But, if you look at the research on speech sound disorders as a whole, we know that children with speech sound disorders tend to engage in more idiosyncratic processes. They also tend to use backing and initial consonant deletion with more frequency than typically developing children. I found it interesting that in this article, the researchers did not look at whether the tests tested for these more unusual patterns, which tend to be the hallmarks of children with speech sound disorders. That's just my personal thoughts of, "Well, these patterns are great but what about some of the patterns that tend to be more of a red flag indicating a true disorder such as initial consonant deletion and backing?" Those two patterns tend to be used with much more frequency by kids with speech sound disorders. Again, we just have to be very thoughtful and critical when we're using these tests.
The two tests that they identified were the DEAP and the CAAP-2 that have diagnostic accuracy. In regards to coverage, the DEAP tests nine error patterns.
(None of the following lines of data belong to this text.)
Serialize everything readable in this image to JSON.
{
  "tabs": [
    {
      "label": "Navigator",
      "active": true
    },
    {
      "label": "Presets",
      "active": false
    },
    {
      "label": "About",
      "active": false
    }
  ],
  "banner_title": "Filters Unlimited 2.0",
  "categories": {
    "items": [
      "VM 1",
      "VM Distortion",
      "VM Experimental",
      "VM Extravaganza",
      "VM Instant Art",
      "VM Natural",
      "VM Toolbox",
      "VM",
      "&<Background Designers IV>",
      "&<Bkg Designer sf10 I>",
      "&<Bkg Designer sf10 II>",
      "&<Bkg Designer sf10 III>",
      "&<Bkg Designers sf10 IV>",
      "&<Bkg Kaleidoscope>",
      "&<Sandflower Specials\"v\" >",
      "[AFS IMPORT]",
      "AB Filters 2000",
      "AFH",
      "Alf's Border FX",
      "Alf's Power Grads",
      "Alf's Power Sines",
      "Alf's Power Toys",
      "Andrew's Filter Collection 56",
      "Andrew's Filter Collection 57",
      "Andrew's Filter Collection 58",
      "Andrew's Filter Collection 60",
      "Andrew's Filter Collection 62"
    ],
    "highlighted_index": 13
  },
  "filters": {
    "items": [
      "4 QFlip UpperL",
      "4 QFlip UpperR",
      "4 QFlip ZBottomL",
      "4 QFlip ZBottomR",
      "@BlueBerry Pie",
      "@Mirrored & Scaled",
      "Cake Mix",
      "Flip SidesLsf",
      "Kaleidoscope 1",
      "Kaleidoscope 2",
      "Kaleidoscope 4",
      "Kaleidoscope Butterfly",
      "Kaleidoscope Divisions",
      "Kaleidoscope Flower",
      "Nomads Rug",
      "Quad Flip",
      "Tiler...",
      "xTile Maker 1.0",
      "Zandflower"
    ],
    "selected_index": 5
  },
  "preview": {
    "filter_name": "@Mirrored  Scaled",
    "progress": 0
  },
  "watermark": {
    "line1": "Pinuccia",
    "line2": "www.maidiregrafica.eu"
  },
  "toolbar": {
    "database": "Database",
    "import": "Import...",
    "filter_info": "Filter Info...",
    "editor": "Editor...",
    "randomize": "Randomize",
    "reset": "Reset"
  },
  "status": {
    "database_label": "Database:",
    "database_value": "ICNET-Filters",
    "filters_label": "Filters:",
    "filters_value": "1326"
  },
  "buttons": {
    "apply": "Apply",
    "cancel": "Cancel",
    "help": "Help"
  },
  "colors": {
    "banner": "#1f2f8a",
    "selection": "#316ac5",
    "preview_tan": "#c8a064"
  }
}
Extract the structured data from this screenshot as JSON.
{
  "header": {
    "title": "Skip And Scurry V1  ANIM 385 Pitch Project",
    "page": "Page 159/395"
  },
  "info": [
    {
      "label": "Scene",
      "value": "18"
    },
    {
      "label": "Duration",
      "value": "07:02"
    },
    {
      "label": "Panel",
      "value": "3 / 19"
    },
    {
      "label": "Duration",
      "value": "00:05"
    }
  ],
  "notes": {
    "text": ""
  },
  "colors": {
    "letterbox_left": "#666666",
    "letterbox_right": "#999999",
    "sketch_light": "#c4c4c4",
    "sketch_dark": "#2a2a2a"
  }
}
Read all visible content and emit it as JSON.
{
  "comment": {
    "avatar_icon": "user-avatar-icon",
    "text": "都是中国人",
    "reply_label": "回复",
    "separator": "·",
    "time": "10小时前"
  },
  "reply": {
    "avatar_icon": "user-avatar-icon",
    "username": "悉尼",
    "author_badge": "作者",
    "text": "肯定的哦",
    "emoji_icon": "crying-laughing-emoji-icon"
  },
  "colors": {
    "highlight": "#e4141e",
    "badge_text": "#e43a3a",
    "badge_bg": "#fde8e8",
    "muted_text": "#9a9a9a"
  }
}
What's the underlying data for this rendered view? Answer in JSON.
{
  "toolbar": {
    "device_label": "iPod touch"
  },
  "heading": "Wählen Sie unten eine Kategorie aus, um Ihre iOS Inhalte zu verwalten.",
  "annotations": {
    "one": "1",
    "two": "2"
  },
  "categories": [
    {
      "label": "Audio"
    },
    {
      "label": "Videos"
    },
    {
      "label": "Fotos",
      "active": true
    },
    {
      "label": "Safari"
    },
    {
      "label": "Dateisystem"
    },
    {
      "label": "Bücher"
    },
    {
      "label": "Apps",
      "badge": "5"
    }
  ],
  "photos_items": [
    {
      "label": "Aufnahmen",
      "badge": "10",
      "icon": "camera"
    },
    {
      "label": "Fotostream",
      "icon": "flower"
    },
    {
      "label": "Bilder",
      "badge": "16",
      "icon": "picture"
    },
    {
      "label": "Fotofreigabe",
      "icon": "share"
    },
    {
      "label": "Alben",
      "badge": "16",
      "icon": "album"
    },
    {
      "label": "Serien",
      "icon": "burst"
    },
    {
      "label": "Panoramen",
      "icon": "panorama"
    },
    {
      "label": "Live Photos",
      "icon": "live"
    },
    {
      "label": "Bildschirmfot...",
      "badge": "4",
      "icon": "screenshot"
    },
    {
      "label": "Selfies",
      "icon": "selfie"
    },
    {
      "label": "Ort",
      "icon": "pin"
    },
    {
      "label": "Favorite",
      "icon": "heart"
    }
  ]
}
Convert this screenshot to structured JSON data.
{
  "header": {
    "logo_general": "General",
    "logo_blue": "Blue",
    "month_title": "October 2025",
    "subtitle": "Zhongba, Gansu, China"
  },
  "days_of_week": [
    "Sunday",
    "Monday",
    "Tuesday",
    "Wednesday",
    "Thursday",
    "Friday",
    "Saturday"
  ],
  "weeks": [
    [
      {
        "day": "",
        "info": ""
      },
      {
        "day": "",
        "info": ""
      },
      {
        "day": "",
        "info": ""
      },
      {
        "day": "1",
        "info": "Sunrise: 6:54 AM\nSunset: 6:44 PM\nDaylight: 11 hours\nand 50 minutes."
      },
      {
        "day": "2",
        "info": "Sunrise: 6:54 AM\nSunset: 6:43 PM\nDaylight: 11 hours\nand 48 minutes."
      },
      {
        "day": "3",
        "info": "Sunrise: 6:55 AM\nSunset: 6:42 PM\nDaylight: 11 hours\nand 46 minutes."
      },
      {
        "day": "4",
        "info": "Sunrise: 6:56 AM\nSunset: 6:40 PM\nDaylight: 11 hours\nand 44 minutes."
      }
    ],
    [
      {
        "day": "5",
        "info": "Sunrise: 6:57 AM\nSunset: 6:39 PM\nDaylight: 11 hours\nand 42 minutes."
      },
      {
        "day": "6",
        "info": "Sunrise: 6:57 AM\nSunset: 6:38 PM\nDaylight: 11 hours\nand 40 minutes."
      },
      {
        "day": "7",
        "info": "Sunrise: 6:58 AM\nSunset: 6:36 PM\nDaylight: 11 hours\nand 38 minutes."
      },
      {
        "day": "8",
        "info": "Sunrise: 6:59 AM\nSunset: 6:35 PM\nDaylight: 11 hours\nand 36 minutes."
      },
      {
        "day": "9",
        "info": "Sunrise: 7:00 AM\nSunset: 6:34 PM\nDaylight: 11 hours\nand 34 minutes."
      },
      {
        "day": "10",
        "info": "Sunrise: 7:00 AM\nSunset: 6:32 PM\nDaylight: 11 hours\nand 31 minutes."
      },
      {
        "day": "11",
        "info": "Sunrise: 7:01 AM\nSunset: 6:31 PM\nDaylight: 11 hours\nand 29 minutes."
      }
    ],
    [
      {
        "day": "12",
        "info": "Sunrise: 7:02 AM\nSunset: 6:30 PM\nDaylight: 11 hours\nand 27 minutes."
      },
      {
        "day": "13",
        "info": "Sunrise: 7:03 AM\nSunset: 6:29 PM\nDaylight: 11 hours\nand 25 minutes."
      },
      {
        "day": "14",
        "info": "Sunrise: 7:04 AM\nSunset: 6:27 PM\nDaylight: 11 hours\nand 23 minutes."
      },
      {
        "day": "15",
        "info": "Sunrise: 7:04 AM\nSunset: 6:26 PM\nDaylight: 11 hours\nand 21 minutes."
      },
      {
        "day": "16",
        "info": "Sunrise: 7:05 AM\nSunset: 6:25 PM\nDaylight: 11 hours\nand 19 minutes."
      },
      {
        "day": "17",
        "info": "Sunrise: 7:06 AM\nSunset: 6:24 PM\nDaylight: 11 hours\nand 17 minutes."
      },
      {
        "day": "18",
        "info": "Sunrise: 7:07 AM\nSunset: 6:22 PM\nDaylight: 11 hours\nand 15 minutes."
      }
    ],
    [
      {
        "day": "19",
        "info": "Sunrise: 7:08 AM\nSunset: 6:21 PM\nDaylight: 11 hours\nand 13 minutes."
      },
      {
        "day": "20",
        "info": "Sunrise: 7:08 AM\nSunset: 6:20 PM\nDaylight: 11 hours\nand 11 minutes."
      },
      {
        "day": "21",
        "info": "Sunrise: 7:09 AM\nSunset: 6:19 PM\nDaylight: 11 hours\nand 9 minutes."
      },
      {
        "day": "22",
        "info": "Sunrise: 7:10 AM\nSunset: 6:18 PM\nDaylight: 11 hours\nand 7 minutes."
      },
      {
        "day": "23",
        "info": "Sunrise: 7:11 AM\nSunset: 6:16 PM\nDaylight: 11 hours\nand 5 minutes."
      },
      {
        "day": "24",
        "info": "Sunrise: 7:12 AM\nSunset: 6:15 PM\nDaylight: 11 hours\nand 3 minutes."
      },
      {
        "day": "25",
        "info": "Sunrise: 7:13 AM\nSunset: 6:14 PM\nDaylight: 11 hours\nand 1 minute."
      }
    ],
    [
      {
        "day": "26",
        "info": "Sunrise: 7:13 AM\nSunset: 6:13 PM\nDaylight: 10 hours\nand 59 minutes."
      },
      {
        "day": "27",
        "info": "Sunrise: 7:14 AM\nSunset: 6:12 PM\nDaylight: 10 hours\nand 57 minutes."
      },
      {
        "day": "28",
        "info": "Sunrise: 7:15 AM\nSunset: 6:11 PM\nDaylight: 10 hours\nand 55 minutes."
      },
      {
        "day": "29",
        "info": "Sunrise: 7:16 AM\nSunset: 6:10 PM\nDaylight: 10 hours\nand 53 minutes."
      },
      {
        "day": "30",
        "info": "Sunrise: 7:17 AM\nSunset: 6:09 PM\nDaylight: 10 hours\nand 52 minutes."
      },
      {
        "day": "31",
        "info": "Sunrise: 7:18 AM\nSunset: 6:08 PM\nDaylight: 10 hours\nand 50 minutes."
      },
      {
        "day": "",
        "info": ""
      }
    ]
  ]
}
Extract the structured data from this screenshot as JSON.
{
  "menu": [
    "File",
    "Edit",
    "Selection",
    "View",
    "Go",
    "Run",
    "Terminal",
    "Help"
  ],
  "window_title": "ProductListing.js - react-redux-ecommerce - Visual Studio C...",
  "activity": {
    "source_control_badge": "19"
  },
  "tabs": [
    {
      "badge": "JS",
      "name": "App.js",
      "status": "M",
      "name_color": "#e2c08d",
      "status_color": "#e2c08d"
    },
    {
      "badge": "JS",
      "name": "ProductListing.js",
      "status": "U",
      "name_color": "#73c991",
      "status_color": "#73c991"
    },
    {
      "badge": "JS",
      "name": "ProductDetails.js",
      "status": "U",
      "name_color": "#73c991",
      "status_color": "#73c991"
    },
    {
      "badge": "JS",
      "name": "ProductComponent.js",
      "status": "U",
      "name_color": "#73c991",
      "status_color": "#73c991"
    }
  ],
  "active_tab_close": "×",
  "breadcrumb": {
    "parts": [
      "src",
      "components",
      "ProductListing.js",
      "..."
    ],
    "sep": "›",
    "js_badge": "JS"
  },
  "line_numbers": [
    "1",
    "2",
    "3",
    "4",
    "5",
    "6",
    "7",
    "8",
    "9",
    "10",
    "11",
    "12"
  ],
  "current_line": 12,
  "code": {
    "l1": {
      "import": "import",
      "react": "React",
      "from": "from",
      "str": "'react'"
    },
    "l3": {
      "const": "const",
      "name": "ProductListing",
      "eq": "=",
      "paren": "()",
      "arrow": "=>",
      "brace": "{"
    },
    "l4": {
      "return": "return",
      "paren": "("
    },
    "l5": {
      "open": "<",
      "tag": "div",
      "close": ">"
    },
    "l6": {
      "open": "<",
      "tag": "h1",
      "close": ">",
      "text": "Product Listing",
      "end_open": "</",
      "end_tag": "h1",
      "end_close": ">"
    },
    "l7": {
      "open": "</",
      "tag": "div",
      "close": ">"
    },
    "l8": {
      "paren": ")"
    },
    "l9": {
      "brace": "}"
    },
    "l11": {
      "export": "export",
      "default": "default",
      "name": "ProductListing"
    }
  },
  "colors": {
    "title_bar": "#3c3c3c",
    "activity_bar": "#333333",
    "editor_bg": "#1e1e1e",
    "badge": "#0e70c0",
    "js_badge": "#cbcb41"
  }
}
It has less than four opportunities for cluster reduction in word final position, velar fronting in word initial position, gliding of /l/ and /r/, derhoticization and deaffrication. The CAAP-2 also assesses nine error patterns. It has less than four opportunities for cluster reduction in word final position, velar fronting in word initial position, gliding of /l/ and /r/, derhoticization and deaffrication.
Dialect Considerations (Flipsen & Ogiela, 2015)
In Flipsen and Ogiela’s 2015 article that reviewed 10 tests of single-word production, they asked, "Did the test developer discuss the issue of dialect and its potential influence on test scores?" They found that of the 10 tests, four of them did not address the issue at all, which is particularly concerning. Of the six that did address dialect, five manuals simply stated that clinicians need to be aware that dialect could affect scoring and interpretation. My thought is, "Well, it’s nice that you said it, but what do I do as a clinician? How do I score these items? What do I do with it?"